BEGIN MATERIAL SHOWN

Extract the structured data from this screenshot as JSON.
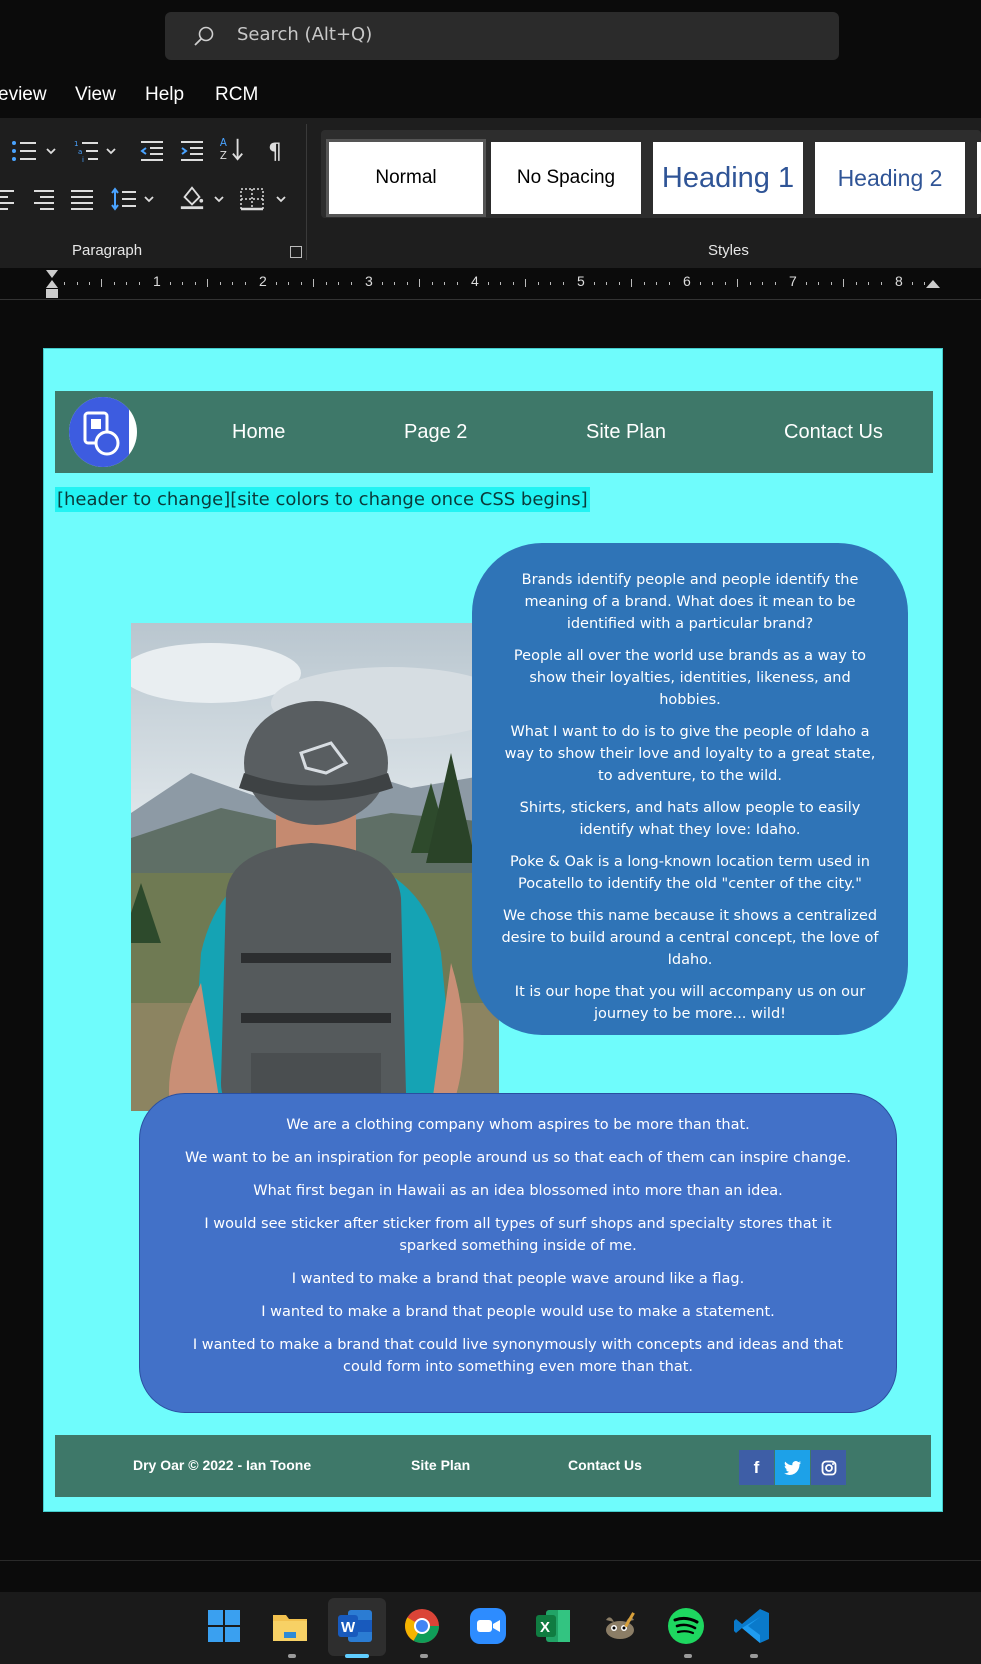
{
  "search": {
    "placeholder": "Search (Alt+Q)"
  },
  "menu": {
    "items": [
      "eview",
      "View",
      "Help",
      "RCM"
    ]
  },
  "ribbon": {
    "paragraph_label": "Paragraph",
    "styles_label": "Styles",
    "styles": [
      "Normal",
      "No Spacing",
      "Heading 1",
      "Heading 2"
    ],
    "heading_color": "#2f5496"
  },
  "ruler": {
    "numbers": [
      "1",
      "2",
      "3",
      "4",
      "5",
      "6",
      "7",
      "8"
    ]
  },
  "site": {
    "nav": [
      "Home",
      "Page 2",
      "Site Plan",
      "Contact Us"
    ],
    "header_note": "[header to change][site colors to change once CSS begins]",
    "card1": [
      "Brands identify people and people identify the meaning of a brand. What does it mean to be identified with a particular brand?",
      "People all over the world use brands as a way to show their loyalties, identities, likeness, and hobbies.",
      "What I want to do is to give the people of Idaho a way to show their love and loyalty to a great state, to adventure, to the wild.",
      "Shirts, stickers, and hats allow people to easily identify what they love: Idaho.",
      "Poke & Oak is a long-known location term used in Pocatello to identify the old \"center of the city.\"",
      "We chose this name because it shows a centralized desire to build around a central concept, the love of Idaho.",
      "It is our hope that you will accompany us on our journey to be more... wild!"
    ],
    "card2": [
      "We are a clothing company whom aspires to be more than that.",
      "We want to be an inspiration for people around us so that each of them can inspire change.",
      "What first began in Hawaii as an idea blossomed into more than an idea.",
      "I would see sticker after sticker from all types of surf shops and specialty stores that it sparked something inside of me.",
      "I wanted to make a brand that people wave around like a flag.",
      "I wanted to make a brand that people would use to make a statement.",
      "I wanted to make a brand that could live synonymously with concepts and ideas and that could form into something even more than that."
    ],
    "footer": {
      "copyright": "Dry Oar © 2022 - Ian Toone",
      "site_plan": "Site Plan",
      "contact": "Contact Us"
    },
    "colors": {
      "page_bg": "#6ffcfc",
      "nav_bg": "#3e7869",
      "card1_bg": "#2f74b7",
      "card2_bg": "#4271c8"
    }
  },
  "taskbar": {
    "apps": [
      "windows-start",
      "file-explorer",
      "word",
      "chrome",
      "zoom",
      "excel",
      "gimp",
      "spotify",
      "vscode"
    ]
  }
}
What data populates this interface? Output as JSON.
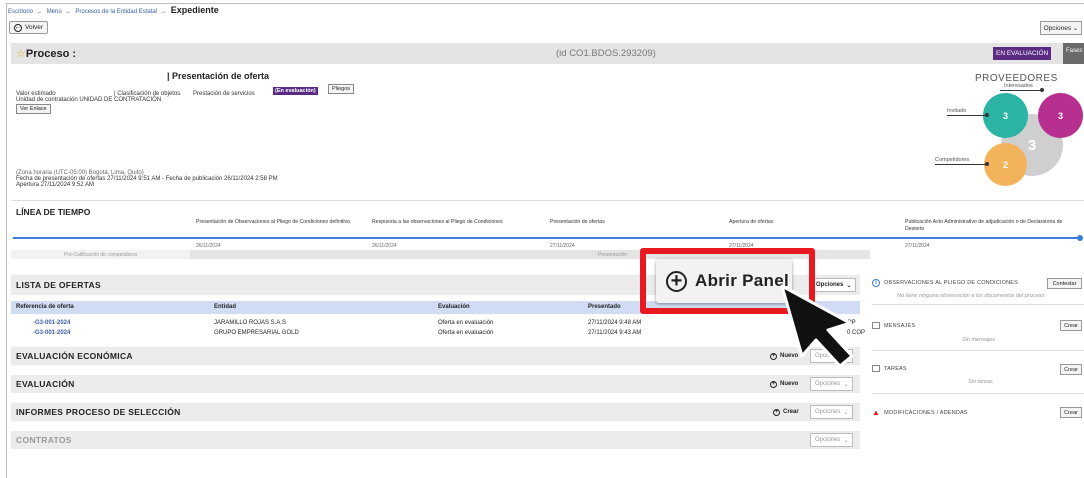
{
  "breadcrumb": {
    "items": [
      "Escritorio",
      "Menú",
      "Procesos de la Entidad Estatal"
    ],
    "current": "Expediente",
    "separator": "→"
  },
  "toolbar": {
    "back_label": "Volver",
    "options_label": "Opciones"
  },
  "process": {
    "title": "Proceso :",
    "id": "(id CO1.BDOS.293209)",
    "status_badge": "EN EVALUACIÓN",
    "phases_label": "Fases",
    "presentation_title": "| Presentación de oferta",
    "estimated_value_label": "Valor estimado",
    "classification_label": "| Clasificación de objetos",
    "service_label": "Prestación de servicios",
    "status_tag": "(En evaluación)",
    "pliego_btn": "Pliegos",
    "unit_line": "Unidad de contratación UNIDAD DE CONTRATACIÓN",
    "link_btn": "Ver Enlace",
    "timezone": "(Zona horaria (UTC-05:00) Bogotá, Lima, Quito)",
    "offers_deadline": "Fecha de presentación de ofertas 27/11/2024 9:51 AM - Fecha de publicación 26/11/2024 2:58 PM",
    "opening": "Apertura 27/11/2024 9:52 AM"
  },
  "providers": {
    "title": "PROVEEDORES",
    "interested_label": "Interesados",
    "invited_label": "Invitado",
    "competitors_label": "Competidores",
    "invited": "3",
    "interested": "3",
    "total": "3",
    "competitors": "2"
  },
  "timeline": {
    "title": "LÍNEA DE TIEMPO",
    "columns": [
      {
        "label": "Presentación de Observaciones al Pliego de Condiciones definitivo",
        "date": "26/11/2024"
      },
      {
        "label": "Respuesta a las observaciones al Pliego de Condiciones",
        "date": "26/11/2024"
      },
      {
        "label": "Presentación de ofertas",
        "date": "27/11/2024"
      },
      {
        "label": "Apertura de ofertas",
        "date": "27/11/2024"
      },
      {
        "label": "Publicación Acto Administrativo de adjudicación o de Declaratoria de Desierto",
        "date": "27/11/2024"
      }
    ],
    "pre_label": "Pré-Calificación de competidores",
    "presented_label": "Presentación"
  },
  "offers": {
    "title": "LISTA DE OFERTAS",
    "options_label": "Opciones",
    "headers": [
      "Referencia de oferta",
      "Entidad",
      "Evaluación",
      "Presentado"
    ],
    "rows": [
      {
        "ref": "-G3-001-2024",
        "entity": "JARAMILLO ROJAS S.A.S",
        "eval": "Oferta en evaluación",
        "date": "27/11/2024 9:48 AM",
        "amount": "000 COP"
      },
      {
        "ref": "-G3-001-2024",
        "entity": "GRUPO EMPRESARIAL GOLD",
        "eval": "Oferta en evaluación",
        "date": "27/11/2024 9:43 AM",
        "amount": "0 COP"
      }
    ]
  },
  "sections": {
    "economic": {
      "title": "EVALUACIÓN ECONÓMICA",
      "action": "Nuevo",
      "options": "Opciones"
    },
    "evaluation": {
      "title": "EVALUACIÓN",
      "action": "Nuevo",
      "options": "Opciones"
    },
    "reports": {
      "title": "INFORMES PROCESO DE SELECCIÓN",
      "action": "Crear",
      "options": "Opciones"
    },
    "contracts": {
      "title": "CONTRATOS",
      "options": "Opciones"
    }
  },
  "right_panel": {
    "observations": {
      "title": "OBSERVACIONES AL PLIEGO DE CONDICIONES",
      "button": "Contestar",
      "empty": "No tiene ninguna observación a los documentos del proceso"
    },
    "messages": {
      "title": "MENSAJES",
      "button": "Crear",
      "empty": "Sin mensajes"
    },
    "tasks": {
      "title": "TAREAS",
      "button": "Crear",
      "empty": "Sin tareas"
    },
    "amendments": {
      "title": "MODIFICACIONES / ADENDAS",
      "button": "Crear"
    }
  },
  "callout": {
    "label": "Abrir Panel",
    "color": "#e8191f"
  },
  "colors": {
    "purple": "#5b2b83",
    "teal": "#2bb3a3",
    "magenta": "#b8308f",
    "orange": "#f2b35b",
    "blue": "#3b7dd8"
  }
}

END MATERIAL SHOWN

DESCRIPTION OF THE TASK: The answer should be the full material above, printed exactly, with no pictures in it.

SOLUTION:
Extract the structured data from this screenshot as JSON.
{
  "search": {
    "placeholder": "Search (Alt+Q)"
  },
  "menu": {
    "items": [
      "eview",
      "View",
      "Help",
      "RCM"
    ]
  },
  "ribbon": {
    "paragraph_label": "Paragraph",
    "styles_label": "Styles",
    "styles": [
      "Normal",
      "No Spacing",
      "Heading 1",
      "Heading 2"
    ],
    "heading_color": "#2f5496"
  },
  "ruler": {
    "numbers": [
      "1",
      "2",
      "3",
      "4",
      "5",
      "6",
      "7",
      "8"
    ]
  },
  "site": {
    "nav": [
      "Home",
      "Page 2",
      "Site Plan",
      "Contact Us"
    ],
    "header_note": "[header to change][site colors to change once CSS begins]",
    "card1": [
      "Brands identify people and people identify the meaning of a brand. What does it mean to be identified with a particular brand?",
      "People all over the world use brands as a way to show their loyalties, identities, likeness, and hobbies.",
      "What I want to do is to give the people of Idaho a way to show their love and loyalty to a great state, to adventure, to the wild.",
      "Shirts, stickers, and hats allow people to easily identify what they love: Idaho.",
      "Poke & Oak is a long-known location term used in Pocatello to identify the old \"center of the city.\"",
      "We chose this name because it shows a centralized desire to build around a central concept, the love of Idaho.",
      "It is our hope that you will accompany us on our journey to be more... wild!"
    ],
    "card2": [
      "We are a clothing company whom aspires to be more than that.",
      "We want to be an inspiration for people around us so that each of them can inspire change.",
      "What first began in Hawaii as an idea blossomed into more than an idea.",
      "I would see sticker after sticker from all types of surf shops and specialty stores that it sparked something inside of me.",
      "I wanted to make a brand that people wave around like a flag.",
      "I wanted to make a brand that people would use to make a statement.",
      "I wanted to make a brand that could live synonymously with concepts and ideas and that could form into something even more than that."
    ],
    "footer": {
      "copyright": "Dry Oar © 2022 - Ian Toone",
      "site_plan": "Site Plan",
      "contact": "Contact Us"
    },
    "colors": {
      "page_bg": "#6ffcfc",
      "nav_bg": "#3e7869",
      "card1_bg": "#2f74b7",
      "card2_bg": "#4271c8"
    }
  },
  "taskbar": {
    "apps": [
      "windows-start",
      "file-explorer",
      "word",
      "chrome",
      "zoom",
      "excel",
      "gimp",
      "spotify",
      "vscode"
    ]
  }
}
What data populates this interface? Output as JSON.
{
  "breadcrumb": {
    "items": [
      "Escritorio",
      "Menú",
      "Procesos de la Entidad Estatal"
    ],
    "current": "Expediente",
    "separator": "→"
  },
  "toolbar": {
    "back_label": "Volver",
    "options_label": "Opciones"
  },
  "process": {
    "title": "Proceso :",
    "id": "(id CO1.BDOS.293209)",
    "status_badge": "EN EVALUACIÓN",
    "phases_label": "Fases",
    "presentation_title": "| Presentación de oferta",
    "estimated_value_label": "Valor estimado",
    "classification_label": "| Clasificación de objetos",
    "service_label": "Prestación de servicios",
    "status_tag": "(En evaluación)",
    "pliego_btn": "Pliegos",
    "unit_line": "Unidad de contratación UNIDAD DE CONTRATACIÓN",
    "link_btn": "Ver Enlace",
    "timezone": "(Zona horaria (UTC-05:00) Bogotá, Lima, Quito)",
    "offers_deadline": "Fecha de presentación de ofertas 27/11/2024 9:51 AM - Fecha de publicación 26/11/2024 2:58 PM",
    "opening": "Apertura 27/11/2024 9:52 AM"
  },
  "providers": {
    "title": "PROVEEDORES",
    "interested_label": "Interesados",
    "invited_label": "Invitado",
    "competitors_label": "Competidores",
    "invited": "3",
    "interested": "3",
    "total": "3",
    "competitors": "2"
  },
  "timeline": {
    "title": "LÍNEA DE TIEMPO",
    "columns": [
      {
        "label": "Presentación de Observaciones al Pliego de Condiciones definitivo",
        "date": "26/11/2024"
      },
      {
        "label": "Respuesta a las observaciones al Pliego de Condiciones",
        "date": "26/11/2024"
      },
      {
        "label": "Presentación de ofertas",
        "date": "27/11/2024"
      },
      {
        "label": "Apertura de ofertas",
        "date": "27/11/2024"
      },
      {
        "label": "Publicación Acto Administrativo de adjudicación o de Declaratoria de Desierto",
        "date": "27/11/2024"
      }
    ],
    "pre_label": "Pré-Calificación de competidores",
    "presented_label": "Presentación"
  },
  "offers": {
    "title": "LISTA DE OFERTAS",
    "options_label": "Opciones",
    "headers": [
      "Referencia de oferta",
      "Entidad",
      "Evaluación",
      "Presentado"
    ],
    "rows": [
      {
        "ref": "-G3-001-2024",
        "entity": "JARAMILLO ROJAS S.A.S",
        "eval": "Oferta en evaluación",
        "date": "27/11/2024 9:48 AM",
        "amount": "000 COP"
      },
      {
        "ref": "-G3-001-2024",
        "entity": "GRUPO EMPRESARIAL GOLD",
        "eval": "Oferta en evaluación",
        "date": "27/11/2024 9:43 AM",
        "amount": "0 COP"
      }
    ]
  },
  "sections": {
    "economic": {
      "title": "EVALUACIÓN ECONÓMICA",
      "action": "Nuevo",
      "options": "Opciones"
    },
    "evaluation": {
      "title": "EVALUACIÓN",
      "action": "Nuevo",
      "options": "Opciones"
    },
    "reports": {
      "title": "INFORMES PROCESO DE SELECCIÓN",
      "action": "Crear",
      "options": "Opciones"
    },
    "contracts": {
      "title": "CONTRATOS",
      "options": "Opciones"
    }
  },
  "right_panel": {
    "observations": {
      "title": "OBSERVACIONES AL PLIEGO DE CONDICIONES",
      "button": "Contestar",
      "empty": "No tiene ninguna observación a los documentos del proceso"
    },
    "messages": {
      "title": "MENSAJES",
      "button": "Crear",
      "empty": "Sin mensajes"
    },
    "tasks": {
      "title": "TAREAS",
      "button": "Crear",
      "empty": "Sin tareas"
    },
    "amendments": {
      "title": "MODIFICACIONES / ADENDAS",
      "button": "Crear"
    }
  },
  "callout": {
    "label": "Abrir Panel",
    "color": "#e8191f"
  },
  "colors": {
    "purple": "#5b2b83",
    "teal": "#2bb3a3",
    "magenta": "#b8308f",
    "orange": "#f2b35b",
    "blue": "#3b7dd8"
  }
}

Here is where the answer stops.